Endocervical adenocarcinoma is a type of cancer which affects the cervix. The cervix is the lowest end of the uterus, sometimes known as the neck of the uterus. Adenocarcinoma, which develops from glandular tissue, is not as common as the most frequently occurring cervical cancer, squamous cell carcinoma, which arises from the epithelium covering the cervix. As endocervical adenocarcinoma arises in cells located inside the endocervical canal, the passage inside the cervix, the cancer is much harder to detect than squamous cell carcinoma, which develops on the surface of the cervix. Treatment may involve surgery, radiotherapy and chemotherapy, but the specific therapy used, and the outlook after treatment, will vary depending on how far the cancer has advanced.
Adenomatous cells, from which endocervical adenocarcinoma develops, are located in the lining of the endocervical canal, where they produce mucus. While endocervical adenocarcinoma is less frequently seen than squamous cell carcinoma, it is becoming more common. Although the two main cancer types which affect the cervix develop from different cells, both kinds of cancerous growths may give rise to similar symptoms and may be treated using the same methods.
The symptoms of squamous cell carcinoma or endocervical adenocarcinoma may not be obvious, especially at first, but abnormal bleeding from the vagina is sometimes seen. This could be bleeding that occurs in a woman who has already gone through menopause, which arises after sexual intercourse, or which occurs in between periods. Occasionally, an unpleasant-smelling vaginal discharge is experienced, or there may be discomfort during sex. Sometimes a woman with endocervical adenocarcinoma does not notice any symptoms, but a cervical screening test detects signs of cancer, although screening is less effective than in the case of squamous cell carcinoma.

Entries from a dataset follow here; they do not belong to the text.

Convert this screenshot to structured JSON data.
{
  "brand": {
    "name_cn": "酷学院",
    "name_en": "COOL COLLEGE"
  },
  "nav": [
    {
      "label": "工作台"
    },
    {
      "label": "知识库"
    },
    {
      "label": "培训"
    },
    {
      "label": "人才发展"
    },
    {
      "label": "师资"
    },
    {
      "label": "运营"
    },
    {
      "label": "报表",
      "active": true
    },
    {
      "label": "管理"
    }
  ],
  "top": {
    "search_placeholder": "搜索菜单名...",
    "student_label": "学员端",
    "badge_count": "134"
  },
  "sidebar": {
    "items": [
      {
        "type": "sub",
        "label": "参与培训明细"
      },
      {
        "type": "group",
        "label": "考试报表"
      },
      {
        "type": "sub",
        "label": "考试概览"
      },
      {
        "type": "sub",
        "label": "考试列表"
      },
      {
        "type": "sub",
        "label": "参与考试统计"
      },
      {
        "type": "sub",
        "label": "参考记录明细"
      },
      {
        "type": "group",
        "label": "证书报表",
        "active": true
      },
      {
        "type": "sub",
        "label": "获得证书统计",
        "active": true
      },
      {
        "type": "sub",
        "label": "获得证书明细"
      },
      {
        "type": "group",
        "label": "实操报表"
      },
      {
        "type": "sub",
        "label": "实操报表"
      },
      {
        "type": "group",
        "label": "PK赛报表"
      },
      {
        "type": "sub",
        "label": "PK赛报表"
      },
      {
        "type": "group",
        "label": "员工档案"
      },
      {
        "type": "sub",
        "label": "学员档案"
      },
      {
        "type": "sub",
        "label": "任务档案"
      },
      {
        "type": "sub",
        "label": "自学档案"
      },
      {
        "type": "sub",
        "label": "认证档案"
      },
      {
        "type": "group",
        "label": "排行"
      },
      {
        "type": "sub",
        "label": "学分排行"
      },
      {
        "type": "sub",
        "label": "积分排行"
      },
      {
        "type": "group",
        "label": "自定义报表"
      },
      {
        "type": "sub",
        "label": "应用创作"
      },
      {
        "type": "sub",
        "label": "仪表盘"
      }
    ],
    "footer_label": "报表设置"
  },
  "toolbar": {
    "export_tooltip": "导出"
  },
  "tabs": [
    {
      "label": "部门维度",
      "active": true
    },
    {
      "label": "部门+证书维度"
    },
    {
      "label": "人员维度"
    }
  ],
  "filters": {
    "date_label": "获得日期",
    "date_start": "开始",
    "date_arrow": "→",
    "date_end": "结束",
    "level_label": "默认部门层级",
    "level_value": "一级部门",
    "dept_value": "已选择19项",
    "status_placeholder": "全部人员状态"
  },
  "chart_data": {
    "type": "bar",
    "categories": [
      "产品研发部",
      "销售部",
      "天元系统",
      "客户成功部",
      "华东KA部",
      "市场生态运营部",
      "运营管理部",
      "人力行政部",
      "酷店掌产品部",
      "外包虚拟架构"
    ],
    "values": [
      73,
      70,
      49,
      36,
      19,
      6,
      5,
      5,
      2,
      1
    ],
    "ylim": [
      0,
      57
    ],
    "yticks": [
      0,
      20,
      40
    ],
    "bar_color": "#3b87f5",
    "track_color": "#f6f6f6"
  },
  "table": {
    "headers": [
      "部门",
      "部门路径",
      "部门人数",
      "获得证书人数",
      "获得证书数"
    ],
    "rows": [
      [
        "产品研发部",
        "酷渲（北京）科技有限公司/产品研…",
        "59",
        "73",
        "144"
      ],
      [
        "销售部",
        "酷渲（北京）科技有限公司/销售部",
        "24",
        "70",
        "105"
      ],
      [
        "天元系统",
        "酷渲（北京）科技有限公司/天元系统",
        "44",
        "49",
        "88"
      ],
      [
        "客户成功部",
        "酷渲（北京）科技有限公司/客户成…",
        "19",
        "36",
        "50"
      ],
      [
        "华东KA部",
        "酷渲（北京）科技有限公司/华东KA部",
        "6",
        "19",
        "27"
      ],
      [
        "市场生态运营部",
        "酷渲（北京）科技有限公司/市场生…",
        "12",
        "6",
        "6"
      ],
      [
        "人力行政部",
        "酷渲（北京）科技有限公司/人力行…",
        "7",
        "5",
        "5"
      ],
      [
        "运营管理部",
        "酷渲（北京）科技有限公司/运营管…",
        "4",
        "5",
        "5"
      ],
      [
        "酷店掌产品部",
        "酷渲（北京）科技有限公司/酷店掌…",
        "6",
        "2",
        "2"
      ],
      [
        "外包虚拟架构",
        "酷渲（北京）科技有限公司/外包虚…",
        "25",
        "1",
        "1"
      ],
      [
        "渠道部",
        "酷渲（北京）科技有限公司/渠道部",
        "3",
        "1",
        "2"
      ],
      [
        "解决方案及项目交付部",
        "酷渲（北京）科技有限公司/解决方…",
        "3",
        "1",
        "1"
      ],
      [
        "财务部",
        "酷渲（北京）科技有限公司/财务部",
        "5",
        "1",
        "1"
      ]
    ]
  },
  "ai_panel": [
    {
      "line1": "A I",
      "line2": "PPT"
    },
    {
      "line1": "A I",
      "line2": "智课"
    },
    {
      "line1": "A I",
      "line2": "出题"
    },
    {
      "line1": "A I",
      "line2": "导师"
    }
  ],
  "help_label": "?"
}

When endocervical adenocarcinoma is suspected, samples of cells from the endocervix may be taken and a cone biopsy may be carried out, where a small section of the cervix is removed for analysis under a microscope. Cancer staging is performed to determine the extent to which the cancer has progressed. The stage of the cancer then dictates the treatment plan. In the early stages, endocervical adenocarcinoma may be cured, and treatment generally consists of surgery, radiotherapy, or a combination of the two. Advanced cancers, which have spread beyond the cervix and the top of the vagina, can sometimes be cured using surgery, radiotherapy and chemotherapy, as long as they have not spread to distant parts of the body.